12. DC Jobs Council
13. D.C. LEARNs
14. The DC Project
15. DC Quality Trust
16. DC Statehood Green Party
17. DC Voice
18. DC Women’s Agenda
19. Fair Budget Coalition
20. Healthy Families/Thriving Communities Collaborative Council
21. Legal Aid Society of DC
22. Mary’s Center for Maternal and Child Care, Inc.
23. Perry School Community Services Center, Inc.
24. Southeast Ministry
25. Washington Legal Clinic for the Homeless
26. Washington Literacy Council
27. We Are Family
28. Wider Opportunities for Women
29. Women Empowered Against Domestic Violence, Inc. (WEAVE)

cc: Ms. Laura Zeilinger, Deputy Director, Department of Human Services


Ms. Deborah Carroll, Administrator, Income Maintenance Administration
Ms. Inessa Lurye, Strategic Planning Officer, Income Maintenance Administration

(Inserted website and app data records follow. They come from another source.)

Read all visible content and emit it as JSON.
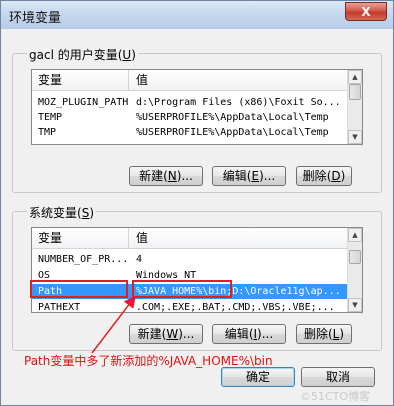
{
  "window": {
    "title": "环境变量",
    "close_label": "X"
  },
  "user_vars": {
    "label": "gacl 的用户变量",
    "accel": "U",
    "columns": [
      "变量",
      "值"
    ],
    "rows": [
      {
        "name": "MOZ_PLUGIN_PATH",
        "value": "d:\\Program Files (x86)\\Foxit So..."
      },
      {
        "name": "TEMP",
        "value": "%USERPROFILE%\\AppData\\Local\\Temp"
      },
      {
        "name": "TMP",
        "value": "%USERPROFILE%\\AppData\\Local\\Temp"
      }
    ],
    "buttons": {
      "new": {
        "label": "新建",
        "accel": "N",
        "suffix": "..."
      },
      "edit": {
        "label": "编辑",
        "accel": "E",
        "suffix": "..."
      },
      "delete": {
        "label": "删除",
        "accel": "D",
        "suffix": ""
      }
    }
  },
  "system_vars": {
    "label": "系统变量",
    "accel": "S",
    "columns": [
      "变量",
      "值"
    ],
    "rows": [
      {
        "name": "NUMBER_OF_PR...",
        "value": "4"
      },
      {
        "name": "OS",
        "value": "Windows_NT"
      },
      {
        "name": "Path",
        "value": "%JAVA_HOME%\\bin;D:\\Oracle11g\\ap...",
        "selected": true
      },
      {
        "name": "PATHEXT",
        "value": ".COM;.EXE;.BAT;.CMD;.VBS;.VBE;..."
      }
    ],
    "buttons": {
      "new": {
        "label": "新建",
        "accel": "W",
        "suffix": "..."
      },
      "edit": {
        "label": "编辑",
        "accel": "I",
        "suffix": "..."
      },
      "delete": {
        "label": "删除",
        "accel": "L",
        "suffix": ""
      }
    }
  },
  "footer": {
    "ok": "确定",
    "cancel": "取消"
  },
  "annotation": {
    "text": "Path变量中多了新添加的%JAVA_HOME%\\bin",
    "color": "#e01010"
  },
  "watermark": "©51CTO博客",
  "colors": {
    "selection": "#3399ff",
    "annotation": "#e02020"
  }
}
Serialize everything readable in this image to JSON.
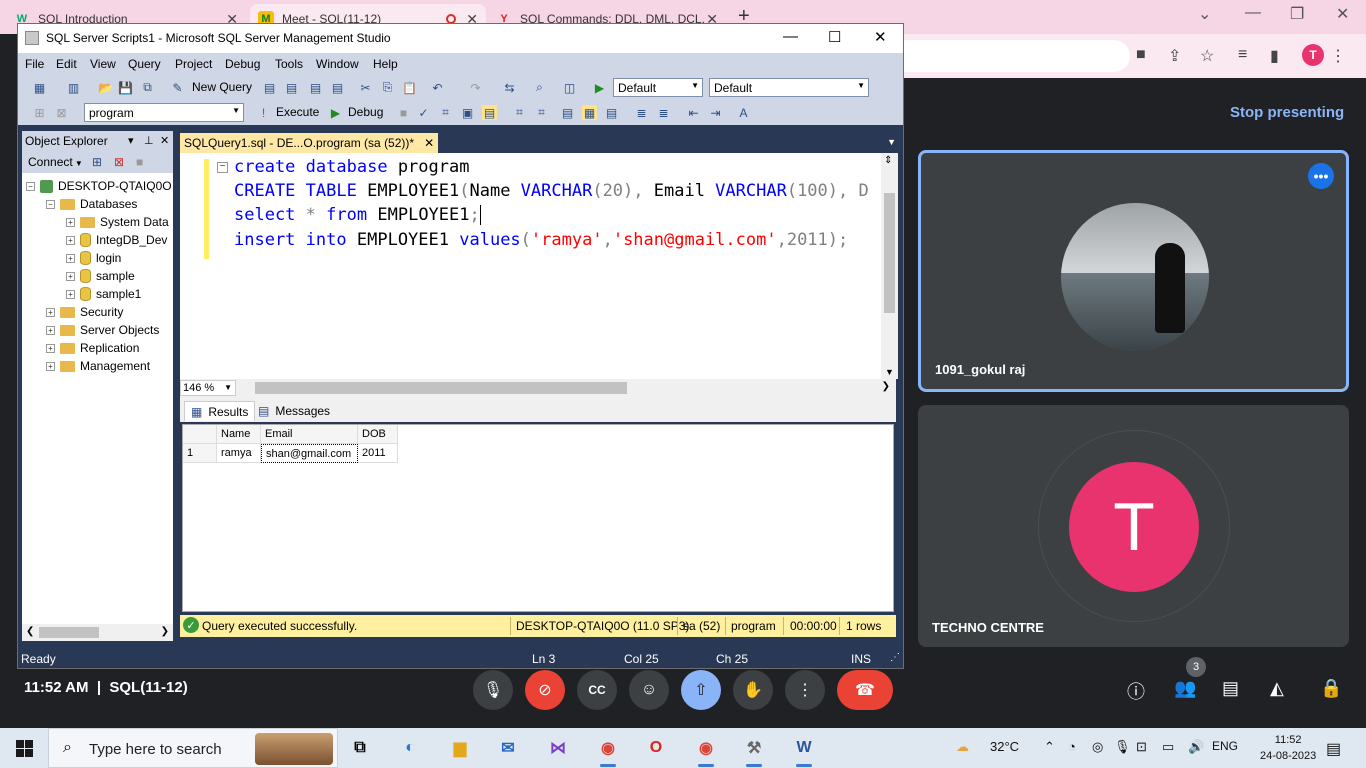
{
  "chrome": {
    "tabs": [
      {
        "title": "SQL Introduction",
        "favicon": "W"
      },
      {
        "title": "Meet - SQL(11-12)",
        "favicon": "M"
      },
      {
        "title": "SQL Commands: DDL, DML, DCL,",
        "favicon": "Y"
      }
    ],
    "profile_initial": "T"
  },
  "ssms": {
    "title": "SQL Server Scripts1 - Microsoft SQL Server Management Studio",
    "menu": [
      "File",
      "Edit",
      "View",
      "Query",
      "Project",
      "Debug",
      "Tools",
      "Window",
      "Help"
    ],
    "toolbar1": {
      "new_query": "New Query",
      "combo1": "Default",
      "combo2": "Default"
    },
    "toolbar2": {
      "database": "program",
      "execute": "Execute",
      "debug": "Debug"
    },
    "object_explorer": {
      "title": "Object Explorer",
      "connect": "Connect",
      "tree": [
        {
          "label": "DESKTOP-QTAIQ0O",
          "level": 0,
          "type": "server",
          "expanded": true
        },
        {
          "label": "Databases",
          "level": 1,
          "type": "folder",
          "expanded": true
        },
        {
          "label": "System Data",
          "level": 2,
          "type": "folder",
          "expanded": false
        },
        {
          "label": "IntegDB_Dev",
          "level": 2,
          "type": "db",
          "expanded": false
        },
        {
          "label": "login",
          "level": 2,
          "type": "db",
          "expanded": false
        },
        {
          "label": "sample",
          "level": 2,
          "type": "db",
          "expanded": false
        },
        {
          "label": "sample1",
          "level": 2,
          "type": "db",
          "expanded": false
        },
        {
          "label": "Security",
          "level": 1,
          "type": "folder",
          "expanded": false
        },
        {
          "label": "Server Objects",
          "level": 1,
          "type": "folder",
          "expanded": false
        },
        {
          "label": "Replication",
          "level": 1,
          "type": "folder",
          "expanded": false
        },
        {
          "label": "Management",
          "level": 1,
          "type": "folder",
          "expanded": false
        }
      ]
    },
    "doc_tab": "SQLQuery1.sql - DE...O.program (sa (52))*",
    "code": {
      "line1": {
        "kw1": "create",
        "kw2": "database",
        "rest": "program"
      },
      "line2": {
        "kw1": "CREATE",
        "kw2": "TABLE",
        "t1": "EMPLOYEE1",
        "t2": "(",
        "t3": "Name ",
        "k3": "VARCHAR",
        "t4": "(20), ",
        "t5": "Email ",
        "k4": "VARCHAR",
        "t6": "(100), D"
      },
      "line3": {
        "kw1": "select",
        "op": "*",
        "kw2": "from",
        "rest": "EMPLOYEE1",
        "semi": ";"
      },
      "line4": {
        "kw1": "insert",
        "kw2": "into",
        "t1": "EMPLOYEE1",
        "kw3": "values",
        "p1": "(",
        "s1": "'ramya'",
        "c1": ",",
        "s2": "'shan@gmail.com'",
        "c2": ",2011",
        "p2": ");"
      }
    },
    "zoom": "146 %",
    "results_tabs": [
      "Results",
      "Messages"
    ],
    "results": {
      "columns": [
        "Name",
        "Email",
        "DOB"
      ],
      "rows": [
        {
          "num": "1",
          "Name": "ramya",
          "Email": "shan@gmail.com",
          "DOB": "2011"
        }
      ]
    },
    "query_status": {
      "message": "Query executed successfully.",
      "server": "DESKTOP-QTAIQ0O (11.0 SP3)",
      "user": "sa (52)",
      "db": "program",
      "time": "00:00:00",
      "rows": "1 rows"
    },
    "statusbar": {
      "left": "Ready",
      "ln": "Ln 3",
      "col": "Col 25",
      "ch": "Ch 25",
      "mode": "INS"
    }
  },
  "meet": {
    "stop_presenting": "Stop presenting",
    "participant1": "1091_gokul raj",
    "participant2": "TECHNO CENTRE",
    "participant2_initial": "T",
    "time": "11:52 AM",
    "meeting_name": "SQL(11-12)",
    "people_count": "3"
  },
  "taskbar": {
    "search_placeholder": "Type here to search",
    "weather": "32°C",
    "lang": "ENG",
    "time": "11:52",
    "date": "24-08-2023"
  }
}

The Honorable Tommy Wells (Ward-6)
The Honorable Michael Brown (At-Large)